The Latino community is 16.9 percent of the U.S. population, but 25 percent of Latino families with children suffer from food insecurity. “This is unacceptable,” said Rev. David Beckmann, president of Bread for the World, which released its annual analysis on hunger and poverty in the Latino community. “It is unconscionable that lawmakers would consider cutting programs that are essential to helping people provide for their families at a time when so many Americans continue to suffer the ongoing impacts of the recession.” Programs such as SNAP, the earned income and child tax credits, and WIC helped decrease the number of Latinos in food-insecure households between 2012 and 2013. In a report released a day prior – Hunger Report 2014: Ending Hunger in America -- Bread for the World cites investing in human capital, job creation and strengthening the safety net as strategies for ending hunger in America by 2030. “Job creation and a focus on spurring economic growth will help many families climb out of poverty,” said Beckmann.

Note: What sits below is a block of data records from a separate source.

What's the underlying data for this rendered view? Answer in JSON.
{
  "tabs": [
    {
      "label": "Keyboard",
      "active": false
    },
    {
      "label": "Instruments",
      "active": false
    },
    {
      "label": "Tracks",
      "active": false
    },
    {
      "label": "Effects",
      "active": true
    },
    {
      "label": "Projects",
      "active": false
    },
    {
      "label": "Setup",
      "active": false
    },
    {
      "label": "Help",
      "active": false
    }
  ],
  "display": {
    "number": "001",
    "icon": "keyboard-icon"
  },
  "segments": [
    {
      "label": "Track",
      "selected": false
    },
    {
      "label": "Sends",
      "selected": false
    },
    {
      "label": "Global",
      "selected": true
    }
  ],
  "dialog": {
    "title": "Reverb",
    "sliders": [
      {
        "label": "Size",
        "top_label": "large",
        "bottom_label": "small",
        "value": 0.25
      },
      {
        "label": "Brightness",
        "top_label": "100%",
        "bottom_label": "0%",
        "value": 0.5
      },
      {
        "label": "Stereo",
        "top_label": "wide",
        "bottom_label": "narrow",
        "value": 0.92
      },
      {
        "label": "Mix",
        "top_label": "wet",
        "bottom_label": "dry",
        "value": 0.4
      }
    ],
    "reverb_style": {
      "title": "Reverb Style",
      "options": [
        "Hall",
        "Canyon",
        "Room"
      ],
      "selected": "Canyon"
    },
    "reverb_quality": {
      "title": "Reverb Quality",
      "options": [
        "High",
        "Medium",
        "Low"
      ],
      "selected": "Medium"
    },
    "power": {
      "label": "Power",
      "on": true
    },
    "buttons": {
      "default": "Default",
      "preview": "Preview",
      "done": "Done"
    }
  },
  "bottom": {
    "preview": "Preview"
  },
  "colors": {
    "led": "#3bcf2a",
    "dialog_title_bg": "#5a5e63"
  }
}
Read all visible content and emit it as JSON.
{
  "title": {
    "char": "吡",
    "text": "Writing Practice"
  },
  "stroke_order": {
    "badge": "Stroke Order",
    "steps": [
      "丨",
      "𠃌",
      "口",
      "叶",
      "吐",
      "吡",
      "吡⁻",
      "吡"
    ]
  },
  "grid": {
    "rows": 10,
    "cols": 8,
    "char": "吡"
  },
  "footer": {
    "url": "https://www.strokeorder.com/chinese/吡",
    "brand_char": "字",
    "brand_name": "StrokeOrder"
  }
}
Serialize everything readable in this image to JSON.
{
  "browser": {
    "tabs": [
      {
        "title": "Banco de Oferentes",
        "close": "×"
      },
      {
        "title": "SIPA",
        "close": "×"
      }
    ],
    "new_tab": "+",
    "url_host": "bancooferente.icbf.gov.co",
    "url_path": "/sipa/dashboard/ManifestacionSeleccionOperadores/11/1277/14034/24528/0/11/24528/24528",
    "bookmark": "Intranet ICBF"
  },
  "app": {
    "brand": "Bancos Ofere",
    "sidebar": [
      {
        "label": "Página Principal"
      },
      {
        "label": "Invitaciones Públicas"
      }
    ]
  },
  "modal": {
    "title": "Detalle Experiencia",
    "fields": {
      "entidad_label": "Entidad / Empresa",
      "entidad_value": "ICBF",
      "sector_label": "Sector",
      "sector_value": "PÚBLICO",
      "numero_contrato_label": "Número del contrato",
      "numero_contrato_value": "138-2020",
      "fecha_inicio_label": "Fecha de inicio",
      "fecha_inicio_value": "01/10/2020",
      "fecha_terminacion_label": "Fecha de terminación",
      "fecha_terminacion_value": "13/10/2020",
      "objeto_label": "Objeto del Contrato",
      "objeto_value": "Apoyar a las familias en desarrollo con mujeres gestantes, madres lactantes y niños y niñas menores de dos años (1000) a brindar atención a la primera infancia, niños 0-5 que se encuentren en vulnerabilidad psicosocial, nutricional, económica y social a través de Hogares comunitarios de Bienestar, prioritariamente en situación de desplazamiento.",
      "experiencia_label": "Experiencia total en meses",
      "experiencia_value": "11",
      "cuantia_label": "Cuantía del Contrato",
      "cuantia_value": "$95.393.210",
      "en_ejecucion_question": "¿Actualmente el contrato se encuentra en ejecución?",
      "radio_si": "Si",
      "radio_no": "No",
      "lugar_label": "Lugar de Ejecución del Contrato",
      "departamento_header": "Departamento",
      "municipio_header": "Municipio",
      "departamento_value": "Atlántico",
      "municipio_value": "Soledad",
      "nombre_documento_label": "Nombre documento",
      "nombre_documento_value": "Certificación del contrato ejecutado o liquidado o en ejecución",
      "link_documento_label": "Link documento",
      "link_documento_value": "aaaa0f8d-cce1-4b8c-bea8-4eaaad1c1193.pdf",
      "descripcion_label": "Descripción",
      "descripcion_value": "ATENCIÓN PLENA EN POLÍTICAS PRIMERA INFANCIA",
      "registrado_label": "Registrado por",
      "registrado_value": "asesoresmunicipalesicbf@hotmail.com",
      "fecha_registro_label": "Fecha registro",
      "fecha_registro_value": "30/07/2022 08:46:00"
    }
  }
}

8. Hunger Has Negative Effect on Job Performance
(Bloomberg, November 25, 2013)
Every morning, Olivia Solis, an unemployed mother of three, asks herself how the rent will be paid, and how to make a meal with what food she has – and those questions are tougher to answer since her SNAP benefits were cut on November 1. “If people are very anxious and feeling insecure economically, their performance on the job is going to be affected,” said Isabel Sawhill, senior fellow in economic studies at the Brookings Institute. “And if children from low-income families are not given an opportunity to climb the ladder, we are going to continue to have a lot of social problems and low productivity.” According to a 2011 report from the Center for American Progress, hunger costs at least $167.5 billion each year in lost economic productivity and earnings, as well as the health care expenses caused by poor nutrition, and charity costs in keeping families fed. Harry Holzer, public policy professor at Georgetown University, and a former Labor Department chief economist, said hunger’s effects on children could result in higher high school dropout rates or a range of behavioral problems. “The lost potential of folks is just impossible to calculate,” said Joel Berg, executive director of the New York City Coalition Against Hunger and a senior fellow at the Center for American Progress. Hungry children, said Berg, are sicker more often and have higher rates of educational problems. Without SNAP, the poverty rate for children would be 21 percent instead of 18 percent, according to the U.S. Census Bureau.
9. Governors Urge Congress to Increase Heating Assistance Program Funding
(The Boston Globe, November 26, 2013)
Governors from 13 states joined Massachusetts Governor Deval Patrick in urging Congress to increase funding for the Low-Income Home Energy Assistance Program (LIHEAP). The program “is a critical bridge for Americans – many of them elderly, disabled or caring for dependent children – who otherwise may be forced to choose between paying home energy bills and paying for food, medicine, or other essentials,” wrote the governors in a letter to Senate and House funding committees. High energy costs, coupled with the lingering effects of the recession, cause millions of Americans to rely on LIHEAP to get them through the winter, wrote the governors. They asked that program funding be increased from $2.9 billion to $3.6 billion. Massachusetts will receive $121.7 million in heating assistance funds this winter, a decrease of about $20 million from last winter. According to the U.S. Department of Energy, 90 percent of households will see higher heating costs this winter. Funding for heating assistance at 2010 levels would be optimal, said John Wells, vice president for energy services for Action for Boston Community Development. “Any number short of that, it’s going to be a huge struggle for families in the Northeast to heat their homes through the winter,” he said. So far, 15,000 families have applied to the organization for assistance, said Wells.